» Task prompt
The lines to find are those in the entries that hold the word "icon"; copy every one of them.

Items from an interface collection
------
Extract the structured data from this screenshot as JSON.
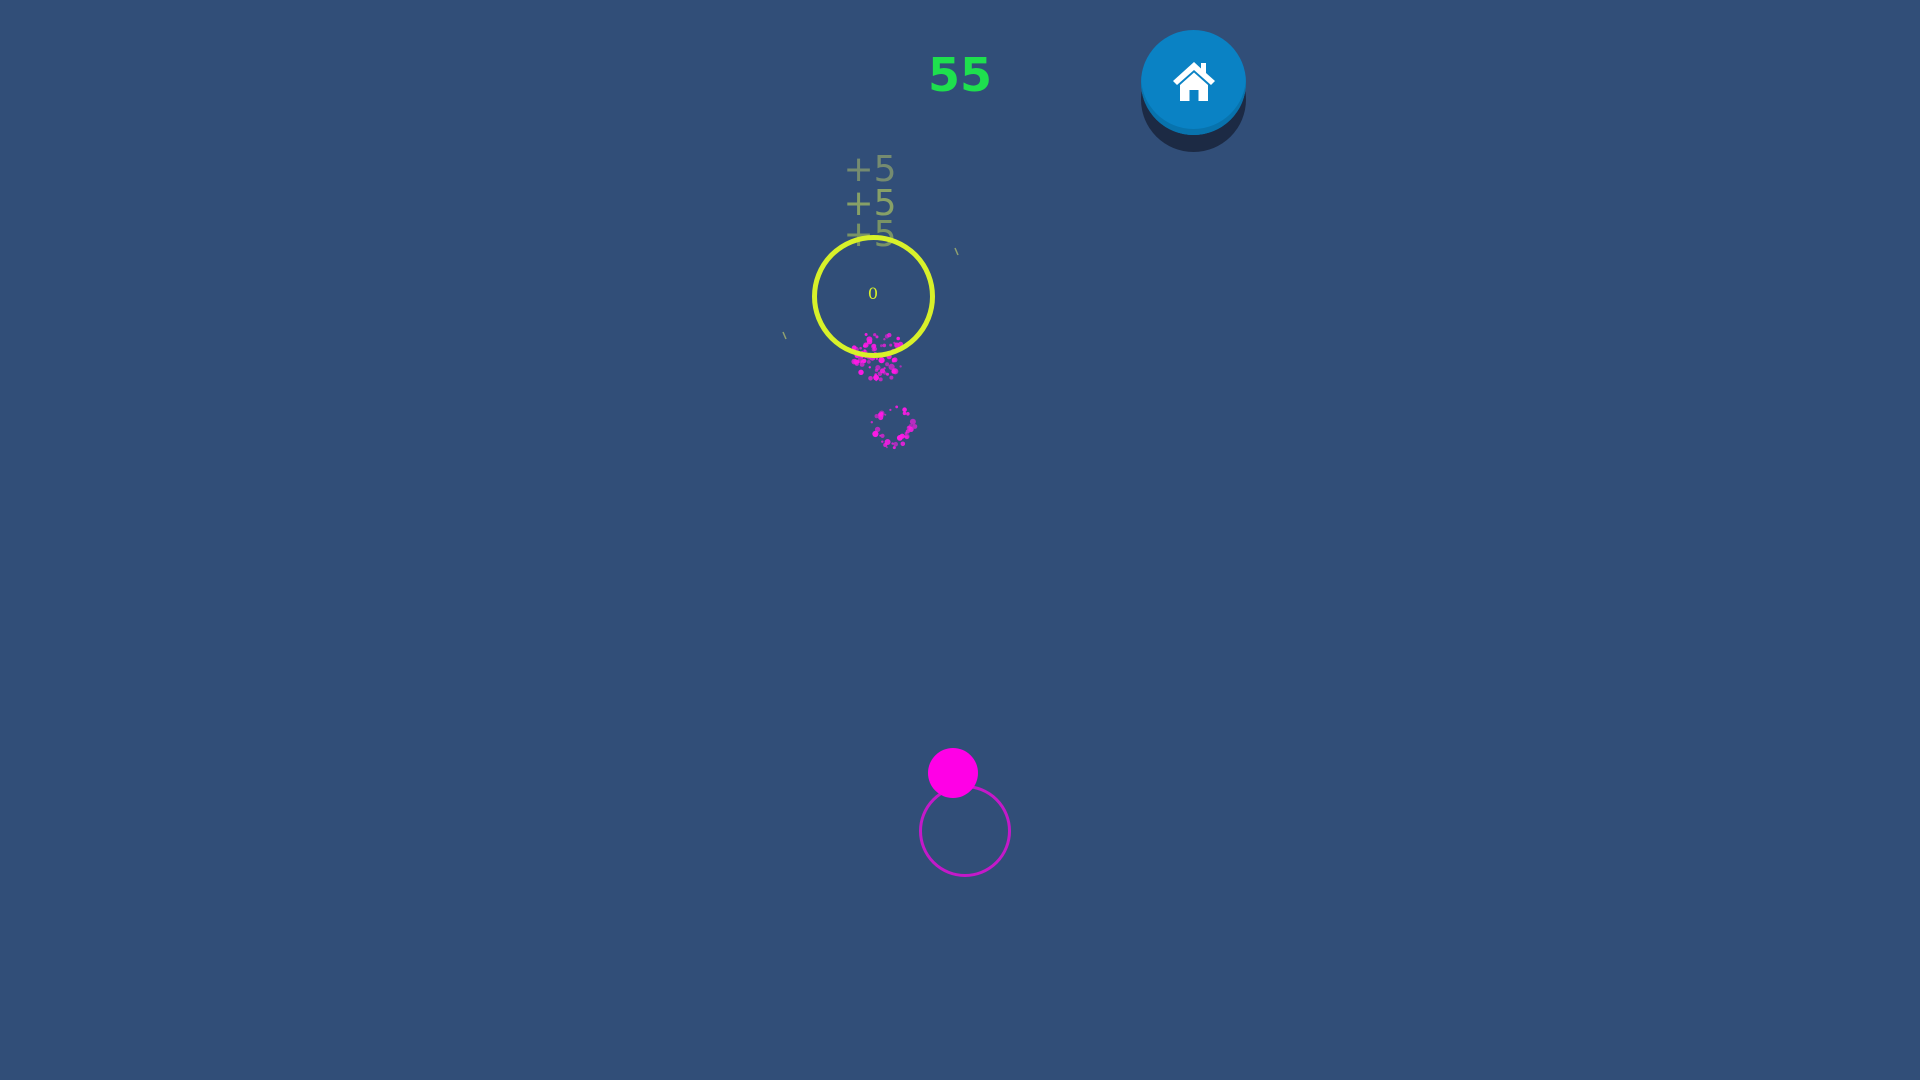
{
  "hud": {
    "score": "55",
    "home_button_icon": "home-icon"
  },
  "popups": [
    "+5",
    "+5",
    "+5"
  ],
  "target": {
    "label": "0",
    "ring_color": "#d8f12a"
  },
  "player": {
    "ball_color": "#ff00e6",
    "ring_color": "#c419c9"
  },
  "colors": {
    "background": "#314e78",
    "score": "#1ee04e",
    "home_button": "#0a82c4"
  }
}
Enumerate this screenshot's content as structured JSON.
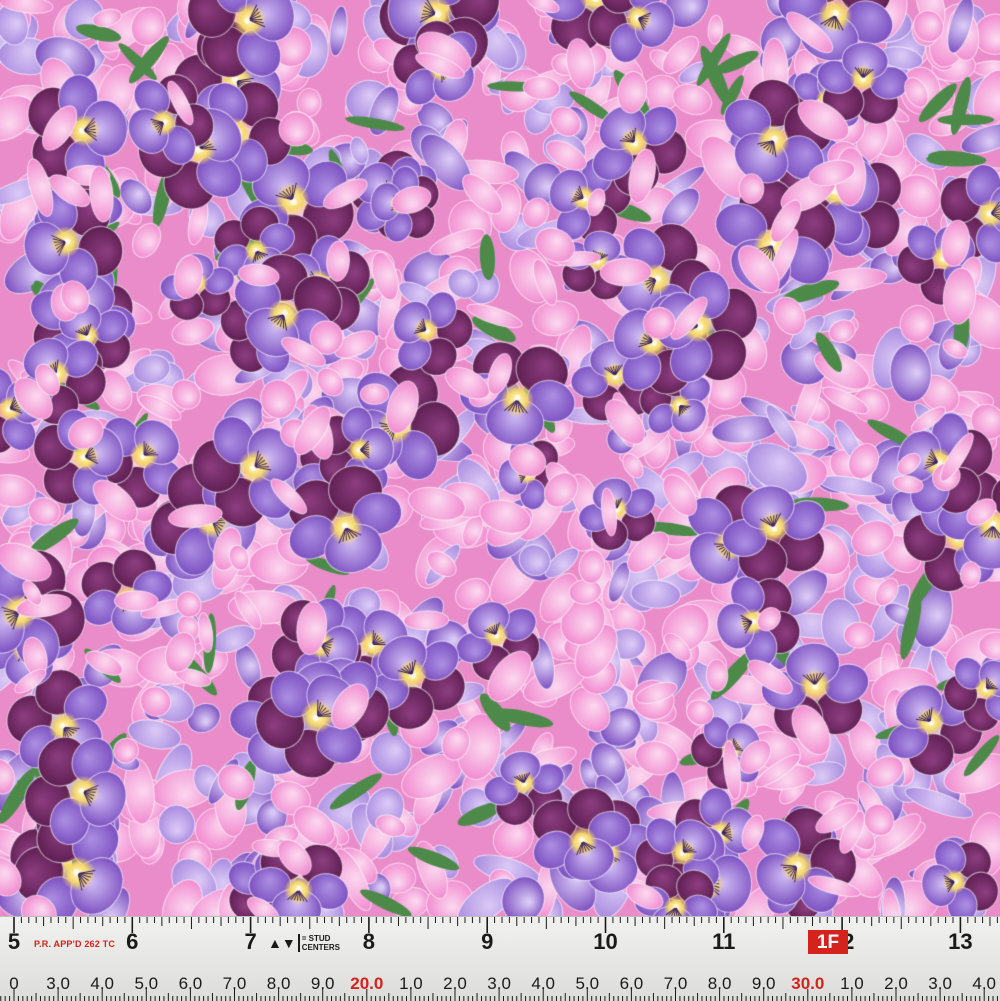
{
  "fabric": {
    "colors": {
      "base": "#e98cc9",
      "pink_petal": "#f28ad0",
      "pink_light": "#fbd4ee",
      "violet": "#7b4fc0",
      "violet_light": "#a98be0",
      "plum": "#5e1f52",
      "yellow_center": "#f6d96a",
      "leaf": "#4d8a4a"
    }
  },
  "ruler": {
    "inch_labels": [
      "5",
      "6",
      "7",
      "8",
      "9",
      "10",
      "11",
      "12",
      "13"
    ],
    "tenth_labels": [
      "0",
      "3.0",
      "4.0",
      "5.0",
      "6.0",
      "7.0",
      "8.0",
      "9.0",
      "20.0",
      "1.0",
      "2.0",
      "3.0",
      "4.0",
      "5.0",
      "6.0",
      "7.0",
      "8.0",
      "9.0",
      "30.0",
      "1.0",
      "2.0",
      "3.0",
      "4.0"
    ],
    "approved_text": "P.R. APP'D 262 TC",
    "stud_line1": "= STUD",
    "stud_line2": "CENTERS",
    "stud_arrows": "▲▼",
    "foot_badge": "1F",
    "red_color": "#d4231d"
  }
}
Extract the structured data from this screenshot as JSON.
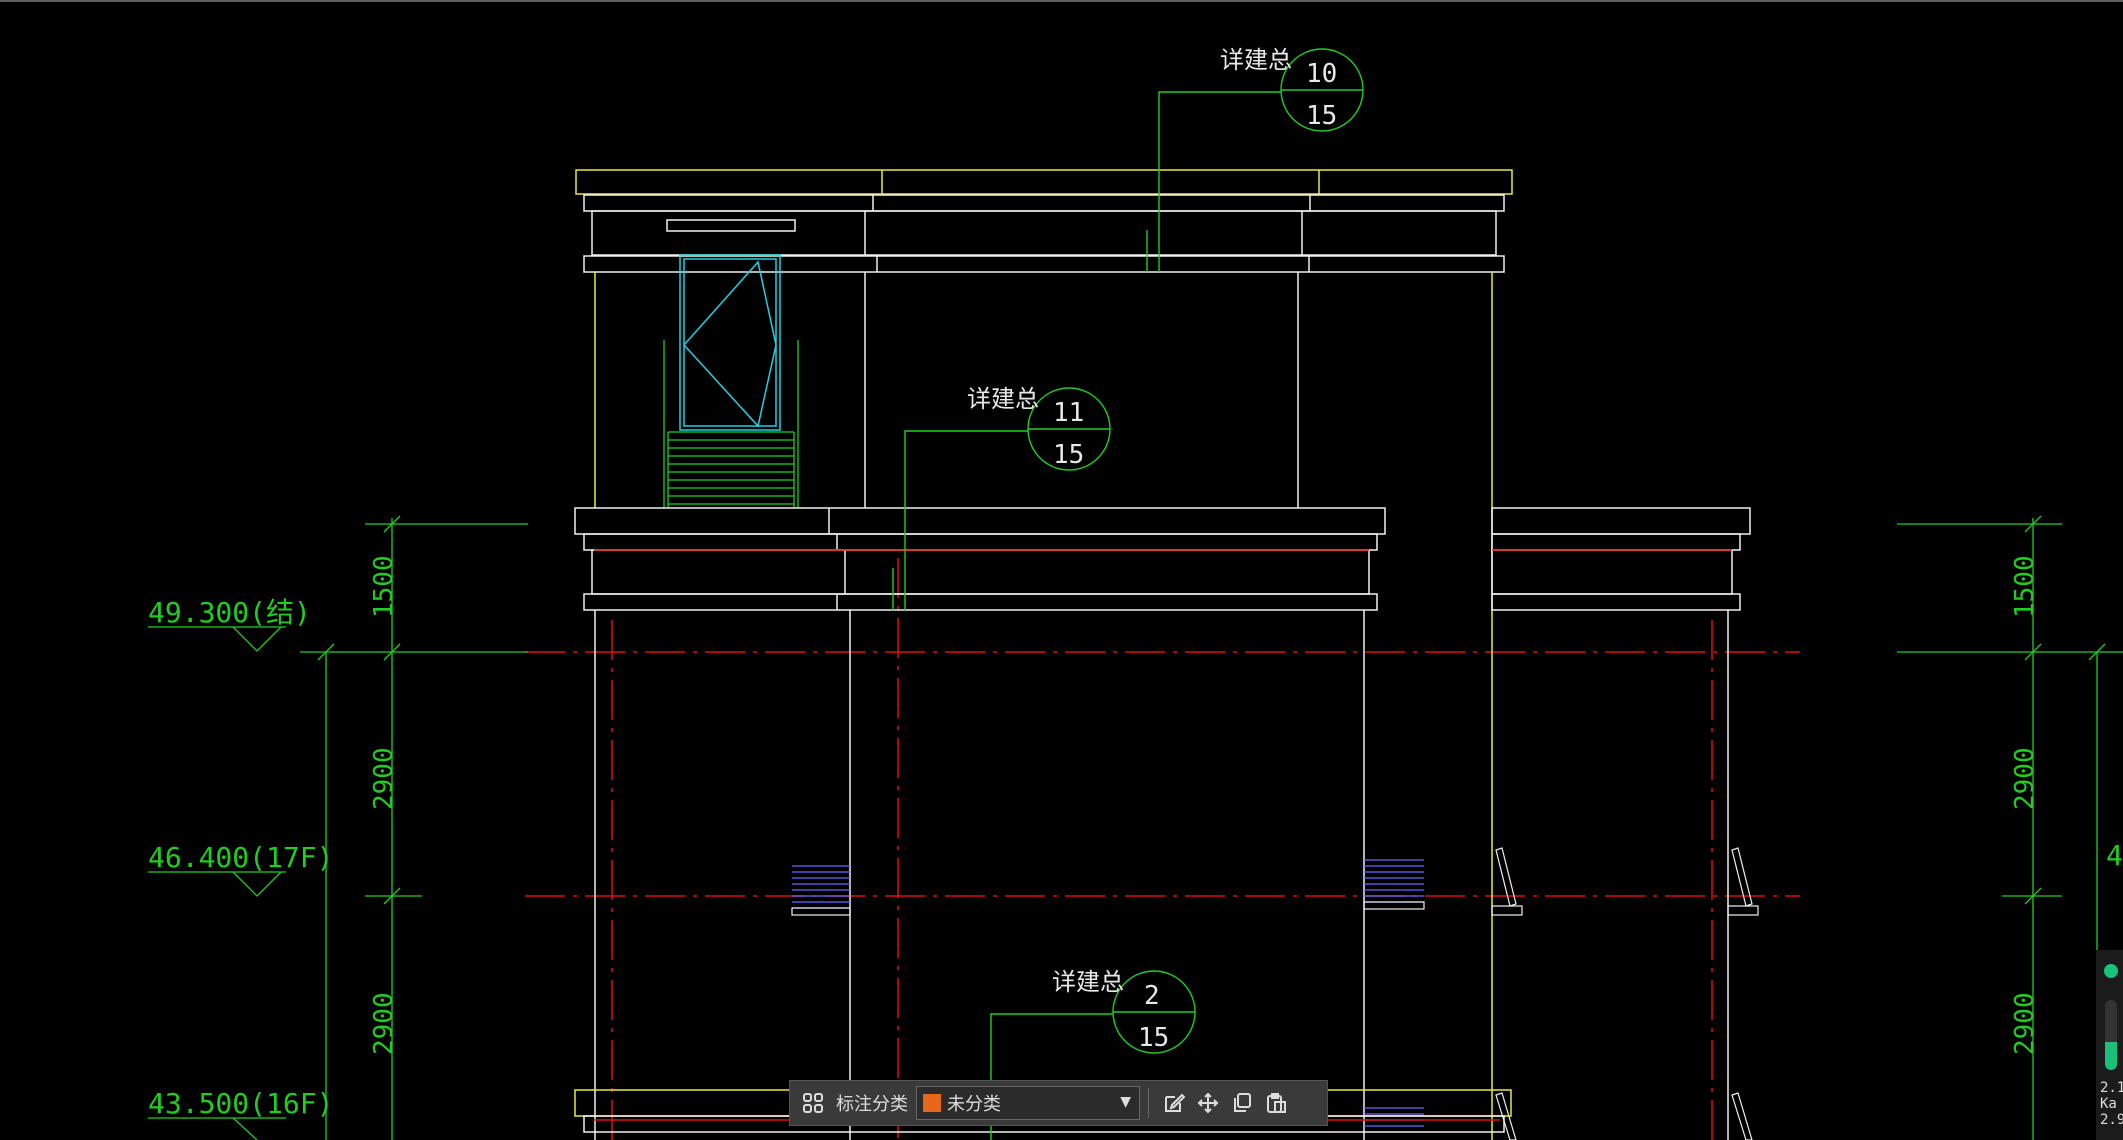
{
  "drawing": {
    "level_marks": [
      {
        "value": "49.300(结)"
      },
      {
        "value": "46.400(17F)"
      },
      {
        "value": "43.500(16F)"
      }
    ],
    "dimensions": [
      "1500",
      "2900",
      "2900",
      "1500",
      "2900",
      "2900"
    ],
    "detail_callouts": [
      {
        "title": "详建总",
        "top": "10",
        "bottom": "15"
      },
      {
        "title": "详建总",
        "top": "11",
        "bottom": "15"
      },
      {
        "title": "详建总",
        "top": "2",
        "bottom": "15"
      }
    ],
    "partial_text_right": "4"
  },
  "colors": {
    "background": "#000000",
    "building_lines": "#e8e840",
    "white_lines": "#f0f0f0",
    "dimension_lines": "#22cc22",
    "axis_lines": "#dd1111",
    "window_cyan": "#22d0e0",
    "railing_blue": "#6666ff",
    "toolbar_bg": "#3a3a3a",
    "swatch": "#e8661a"
  },
  "toolbar": {
    "layout_icon": "grid-icon",
    "label": "标注分类",
    "category_value": "未分类",
    "edit_icon": "edit-icon",
    "move_icon": "move-icon",
    "copy_icon": "copy-icon",
    "paste_icon": "paste-icon"
  },
  "side_widget": {
    "ann1": "2.1",
    "ann2": "Ka",
    "ann3": "2.9"
  }
}
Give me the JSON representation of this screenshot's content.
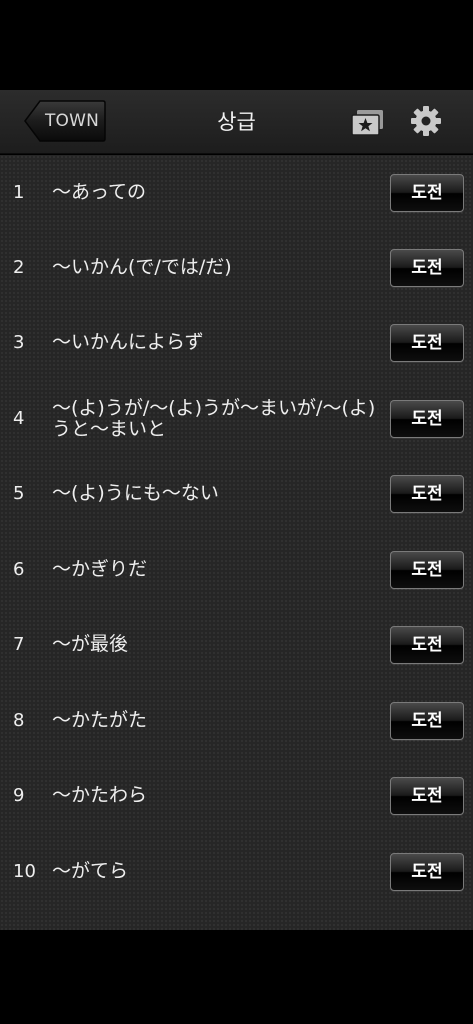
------
» Task result
    "home_button_icon": "home-icon"
    "layout_icon": "grid-icon",
    "edit_icon": "edit-icon",
    "move_icon": "move-icon",
    "copy_icon": "copy-icon",
    "paste_icon": "paste-icon"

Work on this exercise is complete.